Resistance fighter whose factory was used to make yellow stars dies at 98

The De Stentor newspaper reported Tuesday about van Gelderen’s death.

An SS officer questions two Jewish resistance fighters in the Warsaw Ghetto, 1943 (photo credit: Wikimedia Commons)
An SS officer questions two Jewish resistance fighters in the Warsaw Ghetto, 1943
(photo credit: Wikimedia Commons)
Henk van Gelderen, a Dutch-Jewish resistance fighter whose textile factory was used to produce yellow stars for the Nazis, died at 98.
The De Stentor newspaper reported Tuesday about van Gelderen’s death.
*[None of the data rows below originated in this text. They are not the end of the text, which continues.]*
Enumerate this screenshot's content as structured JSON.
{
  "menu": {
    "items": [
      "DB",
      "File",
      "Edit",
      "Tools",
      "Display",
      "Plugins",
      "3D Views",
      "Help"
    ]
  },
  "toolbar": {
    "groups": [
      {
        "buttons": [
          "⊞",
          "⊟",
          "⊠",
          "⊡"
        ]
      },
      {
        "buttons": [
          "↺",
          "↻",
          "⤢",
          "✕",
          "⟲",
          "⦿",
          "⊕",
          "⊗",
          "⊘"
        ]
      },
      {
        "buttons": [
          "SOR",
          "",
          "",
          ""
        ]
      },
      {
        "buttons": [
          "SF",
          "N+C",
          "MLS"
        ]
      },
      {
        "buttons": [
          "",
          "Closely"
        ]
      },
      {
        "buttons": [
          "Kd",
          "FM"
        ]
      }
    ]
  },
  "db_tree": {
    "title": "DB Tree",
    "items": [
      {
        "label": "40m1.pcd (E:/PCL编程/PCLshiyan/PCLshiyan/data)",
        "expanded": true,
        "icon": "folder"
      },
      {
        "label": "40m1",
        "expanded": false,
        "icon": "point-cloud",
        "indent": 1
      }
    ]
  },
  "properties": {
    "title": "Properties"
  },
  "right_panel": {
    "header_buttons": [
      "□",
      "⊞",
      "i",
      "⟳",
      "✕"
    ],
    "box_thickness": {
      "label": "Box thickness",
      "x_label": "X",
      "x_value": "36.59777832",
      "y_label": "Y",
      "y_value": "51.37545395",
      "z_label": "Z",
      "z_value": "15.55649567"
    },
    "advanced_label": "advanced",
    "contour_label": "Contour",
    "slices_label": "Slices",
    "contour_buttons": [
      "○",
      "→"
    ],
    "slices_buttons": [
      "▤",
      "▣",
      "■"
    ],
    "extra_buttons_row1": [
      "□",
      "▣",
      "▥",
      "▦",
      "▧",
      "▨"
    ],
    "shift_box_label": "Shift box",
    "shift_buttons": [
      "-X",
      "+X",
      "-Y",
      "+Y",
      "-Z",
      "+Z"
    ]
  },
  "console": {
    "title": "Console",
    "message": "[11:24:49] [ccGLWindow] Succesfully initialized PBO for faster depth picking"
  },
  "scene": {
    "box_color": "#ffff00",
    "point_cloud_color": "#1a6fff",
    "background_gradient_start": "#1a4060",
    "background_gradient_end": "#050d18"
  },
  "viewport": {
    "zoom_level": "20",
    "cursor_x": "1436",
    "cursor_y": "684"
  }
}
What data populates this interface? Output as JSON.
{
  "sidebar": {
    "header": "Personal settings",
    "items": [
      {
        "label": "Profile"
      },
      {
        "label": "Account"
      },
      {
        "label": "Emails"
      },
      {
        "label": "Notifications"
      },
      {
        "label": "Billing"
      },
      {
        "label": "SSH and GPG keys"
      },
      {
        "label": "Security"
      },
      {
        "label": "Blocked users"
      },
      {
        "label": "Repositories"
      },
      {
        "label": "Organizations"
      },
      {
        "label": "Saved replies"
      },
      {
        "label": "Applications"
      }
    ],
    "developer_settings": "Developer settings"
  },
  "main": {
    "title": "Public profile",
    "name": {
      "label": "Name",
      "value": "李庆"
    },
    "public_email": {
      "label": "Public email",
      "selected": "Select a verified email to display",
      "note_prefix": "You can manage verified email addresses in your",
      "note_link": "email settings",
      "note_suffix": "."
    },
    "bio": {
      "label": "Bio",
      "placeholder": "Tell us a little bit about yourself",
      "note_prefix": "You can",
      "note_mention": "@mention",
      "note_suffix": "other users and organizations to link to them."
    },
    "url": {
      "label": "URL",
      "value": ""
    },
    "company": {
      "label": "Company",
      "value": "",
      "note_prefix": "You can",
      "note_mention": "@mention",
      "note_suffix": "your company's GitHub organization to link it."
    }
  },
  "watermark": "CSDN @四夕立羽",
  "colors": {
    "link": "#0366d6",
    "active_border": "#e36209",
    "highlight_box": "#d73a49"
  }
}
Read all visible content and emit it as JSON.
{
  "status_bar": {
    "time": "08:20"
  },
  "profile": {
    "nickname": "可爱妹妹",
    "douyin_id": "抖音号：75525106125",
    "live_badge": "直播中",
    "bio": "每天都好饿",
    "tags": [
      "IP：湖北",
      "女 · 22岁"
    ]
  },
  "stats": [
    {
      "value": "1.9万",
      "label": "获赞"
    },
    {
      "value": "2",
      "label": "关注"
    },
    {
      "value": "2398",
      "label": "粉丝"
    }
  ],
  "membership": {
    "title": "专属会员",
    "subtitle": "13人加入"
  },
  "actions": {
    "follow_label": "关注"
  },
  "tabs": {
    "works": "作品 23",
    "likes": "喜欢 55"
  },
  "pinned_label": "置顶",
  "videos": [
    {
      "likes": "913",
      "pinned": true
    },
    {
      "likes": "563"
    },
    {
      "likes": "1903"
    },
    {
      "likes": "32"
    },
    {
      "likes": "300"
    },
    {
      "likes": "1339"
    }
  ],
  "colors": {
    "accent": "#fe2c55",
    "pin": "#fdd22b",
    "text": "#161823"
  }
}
Van Gelderen’s factory in the eastern city of Enschede, NV Stoomweverij Nijverheid, was confiscated by the German occupation forces soon after they invaded the Netherlands in 1940 and was used to produce 569,355 of the stars that Nazis forced Jews to wear.
Van Gelderen himself went into hiding in Amsterdam, assumed a false identity and teamed up with a resistance cell that was well-known for its high-quality forgeries of identity and travel documents for those wanted by the Nazis.
His older brother, Matthieu, who was also in the resistance, was arrested and murdered shortly before the Netherlands was liberated by Allied forces.
In March, Van Gelderen was named honorary mayor of Enschede.
In an interview, Van Gelderen how he felt about the workers who made yellow stars for the Germans with machines he had bought.
“What could they have done?” he said. “The factory had a German boss. They got the order. They had to eat. If they hadn’t done it, others would have.”